Set in the small Southern town of Maycomb, Alabama, during the Depression, To Kill a Mockingbird follows three years in the life of 8-year-old Scout Finch, her brother, Jem, and their father, Atticus--three years punctuated by the arrest and eventual trial of a young black man accused of raping a wh...

What does To Kill a Mockingbird teach us about how people cope with issues of race and class?

The film adaptation was released quickly, in 1962, and was nominated for eight Academy Awards. The screenplay was written by Horton Foote who also wrote the 1992 screenplay for Of Mice and Men, and it was directed by Robert Mulligan who was nominated for the Best Director Oscar for To Kill a Mockingbird. Gregory Peck won the Academy Award for his portrayal of Atticus Finch.


To Kill a Mockingbird is a novel by Harper Lee published in 1960
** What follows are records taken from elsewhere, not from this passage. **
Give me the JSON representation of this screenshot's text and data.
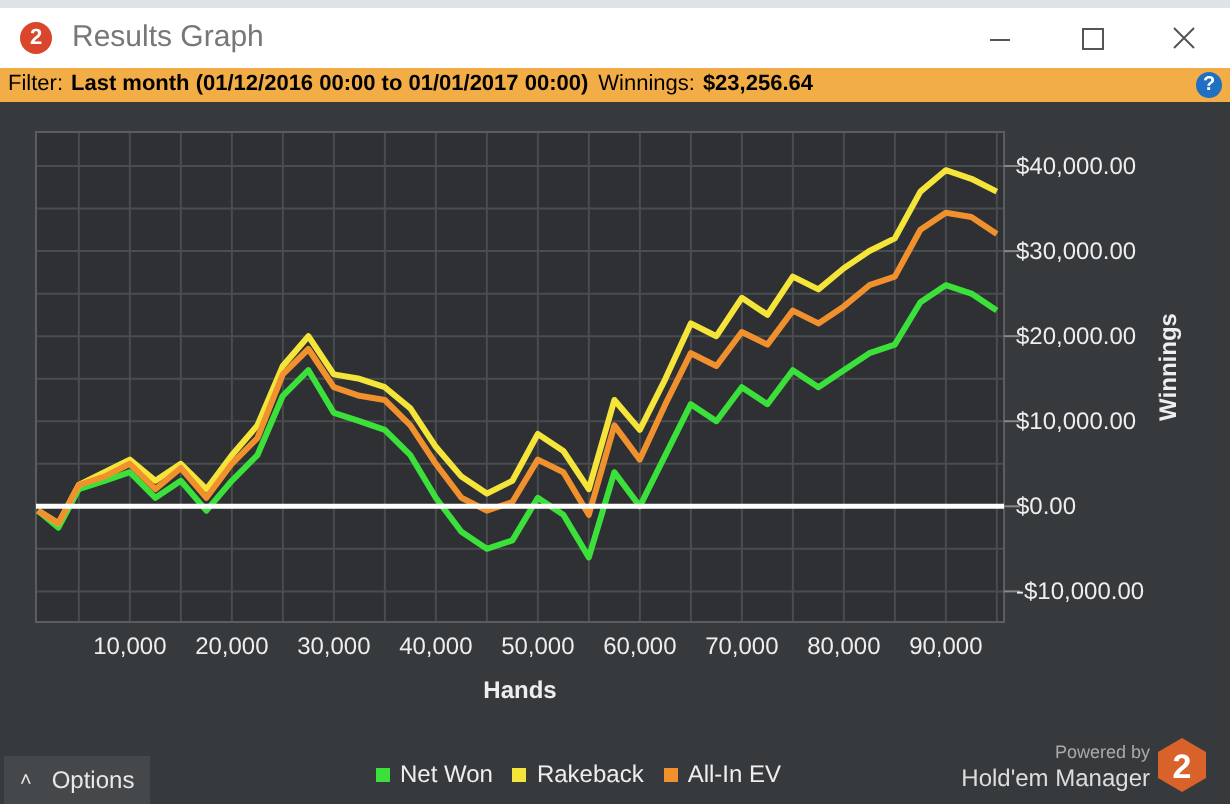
{
  "window": {
    "title": "Results Graph",
    "app_badge": "2"
  },
  "filter_bar": {
    "label": "Filter:",
    "filter": "Last month (01/12/2016 00:00 to 01/01/2017 00:00)",
    "winnings_label": "Winnings:",
    "winnings": "$23,256.64",
    "help": "?"
  },
  "chart_data": {
    "type": "line",
    "xlabel": "Hands",
    "ylabel": "Winnings",
    "grid": true,
    "xlim": [
      800,
      95700
    ],
    "ylim": [
      -13600,
      44000
    ],
    "xticks": [
      {
        "value": 10000,
        "label": "10,000"
      },
      {
        "value": 20000,
        "label": "20,000"
      },
      {
        "value": 30000,
        "label": "30,000"
      },
      {
        "value": 40000,
        "label": "40,000"
      },
      {
        "value": 50000,
        "label": "50,000"
      },
      {
        "value": 60000,
        "label": "60,000"
      },
      {
        "value": 70000,
        "label": "70,000"
      },
      {
        "value": 80000,
        "label": "80,000"
      },
      {
        "value": 90000,
        "label": "90,000"
      }
    ],
    "yticks": [
      {
        "value": 40000,
        "label": "$40,000.00"
      },
      {
        "value": 30000,
        "label": "$30,000.00"
      },
      {
        "value": 20000,
        "label": "$20,000.00"
      },
      {
        "value": 10000,
        "label": "$10,000.00"
      },
      {
        "value": 0,
        "label": "$0.00"
      },
      {
        "value": -10000,
        "label": "-$10,000.00"
      }
    ],
    "x": [
      1000,
      3000,
      5000,
      7500,
      10000,
      12500,
      15000,
      17500,
      20000,
      22500,
      25000,
      27500,
      30000,
      32500,
      35000,
      37500,
      40000,
      42500,
      45000,
      47500,
      50000,
      52500,
      55000,
      57500,
      60000,
      62500,
      65000,
      67500,
      70000,
      72500,
      75000,
      77500,
      80000,
      82500,
      85000,
      87500,
      90000,
      92500,
      95000
    ],
    "series": [
      {
        "name": "Net Won",
        "color": "#3be03b",
        "values": [
          -500,
          -2500,
          2000,
          3000,
          4000,
          1000,
          3000,
          -500,
          3000,
          6000,
          13000,
          16000,
          11000,
          10000,
          9000,
          6000,
          1000,
          -3000,
          -5000,
          -4000,
          1000,
          -1000,
          -6000,
          4000,
          0,
          6000,
          12000,
          10000,
          14000,
          12000,
          16000,
          14000,
          16000,
          18000,
          19000,
          24000,
          26000,
          25000,
          23000
        ]
      },
      {
        "name": "Rakeback",
        "color": "#f5e43a",
        "values": [
          -500,
          -2000,
          2500,
          4000,
          5500,
          3000,
          5000,
          2000,
          6000,
          9500,
          16500,
          20000,
          15500,
          15000,
          14000,
          11500,
          7000,
          3500,
          1500,
          3000,
          8500,
          6500,
          2000,
          12500,
          9000,
          15000,
          21500,
          20000,
          24500,
          22500,
          27000,
          25500,
          28000,
          30000,
          31500,
          37000,
          39500,
          38500,
          37000
        ]
      },
      {
        "name": "All-In EV",
        "color": "#f0912e",
        "values": [
          -500,
          -2000,
          2500,
          3500,
          5000,
          2000,
          4500,
          1000,
          5000,
          8000,
          15500,
          18500,
          14000,
          13000,
          12500,
          9500,
          5000,
          1000,
          -500,
          500,
          5500,
          4000,
          -1000,
          9500,
          5500,
          12000,
          18000,
          16500,
          20500,
          19000,
          23000,
          21500,
          23500,
          26000,
          27000,
          32500,
          34500,
          34000,
          32000
        ]
      }
    ]
  },
  "options_button": {
    "label": "Options",
    "caret": "˄"
  },
  "branding": {
    "powered_by": "Powered by",
    "product": "Hold'em Manager",
    "mark": "2"
  }
}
"You Should Be in a Dress and Camisole": Reading Gender in the Novel and Film Adaptation of To Kill a Mockingbird Through Setting, Character, and Event

Mayella Ewell is in most ways the opposite of Scout Finch except for one critical similarity—they both are motherless and being raised by their fathers. As a Ewell, Mayella has lived her entire life in desperate poverty under the watchful eyes of her drunk father and numerous brothers. She is the oldest of the children and is clearly expected to take on the responsibilities of raising the children and keeping the home. Though by far the greatest victim of the story is Tom Robinson, a black man falsely accused of raping Mayella, Mayella herself, when viewed through a gendered lens, certainly becomes a more sympathetic character, her power and powerlessness is firmly situated between Southern womanhood and white supremacy. Her accusation only serves to maintain her modicum of power in a racist society, yet, at the same time, it also solidifies the gender hierarchy that keeps her from any real control over her life. It is in Atticus’ cross- examination where race, class, and gender overlap in ways that show the complexities of intersectionality. The values placed on Tom and Mayella’s racial differences made the act of sexual relations a social crime. In order for Mayella to regain membership in white society, she had to claim rape to fit the assumption that the only way a black man and white woman would have sex was by force. Mayella benefitted from the social construct of gender in Southern white society that demanded the protection of white womanhood. Yet, that very assumption limited her ability to advance in society and be seen as an equal member. Finally, in Atticus’ cross-examination, he uses Mayella’s social class to confer a lesser status on her and thereby to assume a morality different from his own and others of his social status. Mayella is both oppressor and oppressed.